Copy all of the records exactly.

(Interface dataset entries)
=== Begin Enclosure ===

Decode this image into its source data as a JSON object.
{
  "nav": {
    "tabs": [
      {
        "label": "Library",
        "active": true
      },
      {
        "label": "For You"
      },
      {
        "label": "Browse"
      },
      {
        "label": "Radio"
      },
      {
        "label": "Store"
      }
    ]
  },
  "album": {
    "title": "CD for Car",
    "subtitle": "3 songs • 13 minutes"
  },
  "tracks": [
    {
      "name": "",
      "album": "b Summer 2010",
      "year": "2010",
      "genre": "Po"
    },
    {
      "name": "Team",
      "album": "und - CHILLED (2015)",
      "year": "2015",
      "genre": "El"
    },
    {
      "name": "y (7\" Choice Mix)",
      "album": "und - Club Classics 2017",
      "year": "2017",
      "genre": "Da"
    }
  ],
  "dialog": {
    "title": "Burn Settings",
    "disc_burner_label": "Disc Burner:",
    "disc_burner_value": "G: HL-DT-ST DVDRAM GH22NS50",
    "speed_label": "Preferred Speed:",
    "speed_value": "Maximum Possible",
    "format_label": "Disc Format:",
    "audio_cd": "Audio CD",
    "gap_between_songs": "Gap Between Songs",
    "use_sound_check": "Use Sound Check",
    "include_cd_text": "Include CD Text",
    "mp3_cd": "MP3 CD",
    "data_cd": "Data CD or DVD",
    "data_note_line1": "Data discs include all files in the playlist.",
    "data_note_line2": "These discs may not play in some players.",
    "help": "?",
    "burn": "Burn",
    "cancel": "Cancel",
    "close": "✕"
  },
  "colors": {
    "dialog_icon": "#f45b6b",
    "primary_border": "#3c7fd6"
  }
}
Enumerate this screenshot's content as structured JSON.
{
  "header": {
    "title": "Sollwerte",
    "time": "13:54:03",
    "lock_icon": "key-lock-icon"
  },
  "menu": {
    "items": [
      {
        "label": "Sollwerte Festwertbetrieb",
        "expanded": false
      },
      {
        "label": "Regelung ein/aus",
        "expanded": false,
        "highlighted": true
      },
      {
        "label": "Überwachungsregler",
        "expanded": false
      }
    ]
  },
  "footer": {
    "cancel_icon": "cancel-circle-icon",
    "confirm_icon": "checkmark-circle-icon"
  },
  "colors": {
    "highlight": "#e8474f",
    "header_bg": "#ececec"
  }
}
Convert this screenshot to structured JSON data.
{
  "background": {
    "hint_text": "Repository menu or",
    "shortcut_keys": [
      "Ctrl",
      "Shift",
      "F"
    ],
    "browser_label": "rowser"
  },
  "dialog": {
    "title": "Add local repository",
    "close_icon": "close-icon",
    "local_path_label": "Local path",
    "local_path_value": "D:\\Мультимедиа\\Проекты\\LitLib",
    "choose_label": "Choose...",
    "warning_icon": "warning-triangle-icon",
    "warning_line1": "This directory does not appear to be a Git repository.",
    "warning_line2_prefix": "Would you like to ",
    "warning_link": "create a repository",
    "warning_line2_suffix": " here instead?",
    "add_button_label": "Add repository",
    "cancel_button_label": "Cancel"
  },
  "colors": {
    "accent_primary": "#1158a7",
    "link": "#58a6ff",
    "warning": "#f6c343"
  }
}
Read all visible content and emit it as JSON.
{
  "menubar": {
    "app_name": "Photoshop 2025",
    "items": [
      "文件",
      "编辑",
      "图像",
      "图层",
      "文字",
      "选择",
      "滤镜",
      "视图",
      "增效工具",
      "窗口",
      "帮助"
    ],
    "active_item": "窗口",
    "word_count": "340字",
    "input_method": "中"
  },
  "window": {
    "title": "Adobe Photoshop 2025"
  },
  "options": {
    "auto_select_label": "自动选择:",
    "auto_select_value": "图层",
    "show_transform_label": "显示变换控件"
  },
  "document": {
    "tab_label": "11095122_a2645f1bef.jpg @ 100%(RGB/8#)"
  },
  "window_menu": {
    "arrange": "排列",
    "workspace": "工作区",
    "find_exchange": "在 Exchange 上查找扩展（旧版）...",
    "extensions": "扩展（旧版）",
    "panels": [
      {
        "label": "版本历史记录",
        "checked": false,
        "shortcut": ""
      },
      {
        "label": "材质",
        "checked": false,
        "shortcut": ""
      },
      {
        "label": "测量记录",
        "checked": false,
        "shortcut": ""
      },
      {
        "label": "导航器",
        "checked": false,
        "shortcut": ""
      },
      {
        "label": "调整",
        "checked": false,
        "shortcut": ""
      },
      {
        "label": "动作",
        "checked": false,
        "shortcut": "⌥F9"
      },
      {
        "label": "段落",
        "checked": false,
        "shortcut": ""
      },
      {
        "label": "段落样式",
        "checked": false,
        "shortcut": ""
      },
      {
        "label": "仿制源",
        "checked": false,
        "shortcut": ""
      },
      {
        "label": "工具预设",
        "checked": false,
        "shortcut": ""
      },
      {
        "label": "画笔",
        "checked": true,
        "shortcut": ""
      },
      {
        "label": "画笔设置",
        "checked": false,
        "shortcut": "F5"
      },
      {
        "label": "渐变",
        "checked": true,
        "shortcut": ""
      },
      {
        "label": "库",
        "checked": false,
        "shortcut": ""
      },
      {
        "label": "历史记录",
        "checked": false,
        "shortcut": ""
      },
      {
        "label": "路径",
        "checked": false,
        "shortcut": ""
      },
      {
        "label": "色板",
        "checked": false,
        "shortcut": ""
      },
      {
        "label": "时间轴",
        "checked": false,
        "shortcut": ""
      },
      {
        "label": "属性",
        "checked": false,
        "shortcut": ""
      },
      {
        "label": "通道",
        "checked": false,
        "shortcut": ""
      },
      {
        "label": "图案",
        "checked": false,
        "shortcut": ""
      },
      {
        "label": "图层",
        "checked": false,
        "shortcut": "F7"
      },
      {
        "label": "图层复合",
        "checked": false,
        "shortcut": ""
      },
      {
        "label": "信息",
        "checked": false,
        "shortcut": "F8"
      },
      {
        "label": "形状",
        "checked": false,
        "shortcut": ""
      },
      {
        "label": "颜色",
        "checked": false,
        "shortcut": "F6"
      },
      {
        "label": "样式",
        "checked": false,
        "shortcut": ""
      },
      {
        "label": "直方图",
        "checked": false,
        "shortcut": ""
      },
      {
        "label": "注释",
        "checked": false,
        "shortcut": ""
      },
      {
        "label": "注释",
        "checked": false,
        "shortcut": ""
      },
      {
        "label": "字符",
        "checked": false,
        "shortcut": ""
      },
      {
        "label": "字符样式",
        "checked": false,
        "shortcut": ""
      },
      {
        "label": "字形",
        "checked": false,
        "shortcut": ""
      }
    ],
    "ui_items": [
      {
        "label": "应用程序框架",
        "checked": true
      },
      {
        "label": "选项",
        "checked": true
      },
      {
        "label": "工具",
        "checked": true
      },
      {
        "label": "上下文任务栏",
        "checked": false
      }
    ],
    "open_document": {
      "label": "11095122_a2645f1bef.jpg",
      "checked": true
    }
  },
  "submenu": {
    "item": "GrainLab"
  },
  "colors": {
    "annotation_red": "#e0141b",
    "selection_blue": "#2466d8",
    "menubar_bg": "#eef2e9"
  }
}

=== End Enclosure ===

## WRITTEN RESPONSE
Decode this image into its source data as a JSON object.
{
  "nav": {
    "tabs": [
      {
        "label": "Library",
        "active": true
      },
      {
        "label": "For You"
      },
      {
        "label": "Browse"
      },
      {
        "label": "Radio"
      },
      {
        "label": "Store"
      }
    ]
  },
  "album": {
    "title": "CD for Car",
    "subtitle": "3 songs • 13 minutes"
  },
  "tracks": [
    {
      "name": "",
      "album": "b Summer 2010",
      "year": "2010",
      "genre": "Po"
    },
    {
      "name": "Team",
      "album": "und - CHILLED (2015)",
      "year": "2015",
      "genre": "El"
    },
    {
      "name": "y (7\" Choice Mix)",
      "album": "und - Club Classics 2017",
      "year": "2017",
      "genre": "Da"
    }
  ],
  "dialog": {
    "title": "Burn Settings",
    "disc_burner_label": "Disc Burner:",
    "disc_burner_value": "G: HL-DT-ST DVDRAM GH22NS50",
    "speed_label": "Preferred Speed:",
    "speed_value": "Maximum Possible",
    "format_label": "Disc Format:",
    "audio_cd": "Audio CD",
    "gap_between_songs": "Gap Between Songs",
    "use_sound_check": "Use Sound Check",
    "include_cd_text": "Include CD Text",
    "mp3_cd": "MP3 CD",
    "data_cd": "Data CD or DVD",
    "data_note_line1": "Data discs include all files in the playlist.",
    "data_note_line2": "These discs may not play in some players.",
    "help": "?",
    "burn": "Burn",
    "cancel": "Cancel",
    "close": "✕"
  },
  "colors": {
    "dialog_icon": "#f45b6b",
    "primary_border": "#3c7fd6"
  }
}
Enumerate this screenshot's content as structured JSON.
{
  "header": {
    "title": "Sollwerte",
    "time": "13:54:03",
    "lock_icon": "key-lock-icon"
  },
  "menu": {
    "items": [
      {
        "label": "Sollwerte Festwertbetrieb",
        "expanded": false
      },
      {
        "label": "Regelung ein/aus",
        "expanded": false,
        "highlighted": true
      },
      {
        "label": "Überwachungsregler",
        "expanded": false
      }
    ]
  },
  "footer": {
    "cancel_icon": "cancel-circle-icon",
    "confirm_icon": "checkmark-circle-icon"
  },
  "colors": {
    "highlight": "#e8474f",
    "header_bg": "#ececec"
  }
}
Convert this screenshot to structured JSON data.
{
  "background": {
    "hint_text": "Repository menu or",
    "shortcut_keys": [
      "Ctrl",
      "Shift",
      "F"
    ],
    "browser_label": "rowser"
  },
  "dialog": {
    "title": "Add local repository",
    "close_icon": "close-icon",
    "local_path_label": "Local path",
    "local_path_value": "D:\\Мультимедиа\\Проекты\\LitLib",
    "choose_label": "Choose...",
    "warning_icon": "warning-triangle-icon",
    "warning_line1": "This directory does not appear to be a Git repository.",
    "warning_line2_prefix": "Would you like to ",
    "warning_link": "create a repository",
    "warning_line2_suffix": " here instead?",
    "add_button_label": "Add repository",
    "cancel_button_label": "Cancel"
  },
  "colors": {
    "accent_primary": "#1158a7",
    "link": "#58a6ff",
    "warning": "#f6c343"
  }
}
Read all visible content and emit it as JSON.
{
  "menubar": {
    "app_name": "Photoshop 2025",
    "items": [
      "文件",
      "编辑",
      "图像",
      "图层",
      "文字",
      "选择",
      "滤镜",
      "视图",
      "增效工具",
      "窗口",
      "帮助"
    ],
    "active_item": "窗口",
    "word_count": "340字",
    "input_method": "中"
  },
  "window": {
    "title": "Adobe Photoshop 2025"
  },
  "options": {
    "auto_select_label": "自动选择:",
    "auto_select_value": "图层",
    "show_transform_label": "显示变换控件"
  },
  "document": {
    "tab_label": "11095122_a2645f1bef.jpg @ 100%(RGB/8#)"
  },
  "window_menu": {
    "arrange": "排列",
    "workspace": "工作区",
    "find_exchange": "在 Exchange 上查找扩展（旧版）...",
    "extensions": "扩展（旧版）",
    "panels": [
      {
        "label": "版本历史记录",
        "checked": false,
        "shortcut": ""
      },
      {
        "label": "材质",
        "checked": false,
        "shortcut": ""
      },
      {
        "label": "测量记录",
        "checked": false,
        "shortcut": ""
      },
      {
        "label": "导航器",
        "checked": false,
        "shortcut": ""
      },
      {
        "label": "调整",
        "checked": false,
        "shortcut": ""
      },
      {
        "label": "动作",
        "checked": false,
        "shortcut": "⌥F9"
      },
      {
        "label": "段落",
        "checked": false,
        "shortcut": ""
      },
      {
        "label": "段落样式",
        "checked": false,
        "shortcut": ""
      },
      {
        "label": "仿制源",
        "checked": false,
        "shortcut": ""
      },
      {
        "label": "工具预设",
        "checked": false,
        "shortcut": ""
      },
      {
        "label": "画笔",
        "checked": true,
        "shortcut": ""
      },
      {
        "label": "画笔设置",
        "checked": false,
        "shortcut": "F5"
      },
      {
        "label": "渐变",
        "checked": true,
        "shortcut": ""
      },
      {
        "label": "库",
        "checked": false,
        "shortcut": ""
      },
      {
        "label": "历史记录",
        "checked": false,
        "shortcut": ""
      },
      {
        "label": "路径",
        "checked": false,
        "shortcut": ""
      },
      {
        "label": "色板",
        "checked": false,
        "shortcut": ""
      },
      {
        "label": "时间轴",
        "checked": false,
        "shortcut": ""
      },
      {
        "label": "属性",
        "checked": false,
        "shortcut": ""
      },
      {
        "label": "通道",
        "checked": false,
        "shortcut": ""
      },
      {
        "label": "图案",
        "checked": false,
        "shortcut": ""
      },
      {
        "label": "图层",
        "checked": false,
        "shortcut": "F7"
      },
      {
        "label": "图层复合",
        "checked": false,
        "shortcut": ""
      },
      {
        "label": "信息",
        "checked": false,
        "shortcut": "F8"
      },
      {
        "label": "形状",
        "checked": false,
        "shortcut": ""
      },
      {
        "label": "颜色",
        "checked": false,
        "shortcut": "F6"
      },
      {
        "label": "样式",
        "checked": false,
        "shortcut": ""
      },
      {
        "label": "直方图",
        "checked": false,
        "shortcut": ""
      },
      {
        "label": "注释",
        "checked": false,
        "shortcut": ""
      },
      {
        "label": "注释",
        "checked": false,
        "shortcut": ""
      },
      {
        "label": "字符",
        "checked": false,
        "shortcut": ""
      },
      {
        "label": "字符样式",
        "checked": false,
        "shortcut": ""
      },
      {
        "label": "字形",
        "checked": false,
        "shortcut": ""
      }
    ],
    "ui_items": [
      {
        "label": "应用程序框架",
        "checked": true
      },
      {
        "label": "选项",
        "checked": true
      },
      {
        "label": "工具",
        "checked": true
      },
      {
        "label": "上下文任务栏",
        "checked": false
      }
    ],
    "open_document": {
      "label": "11095122_a2645f1bef.jpg",
      "checked": true
    }
  },
  "submenu": {
    "item": "GrainLab"
  },
  "colors": {
    "annotation_red": "#e0141b",
    "selection_blue": "#2466d8",
    "menubar_bg": "#eef2e9"
  }
}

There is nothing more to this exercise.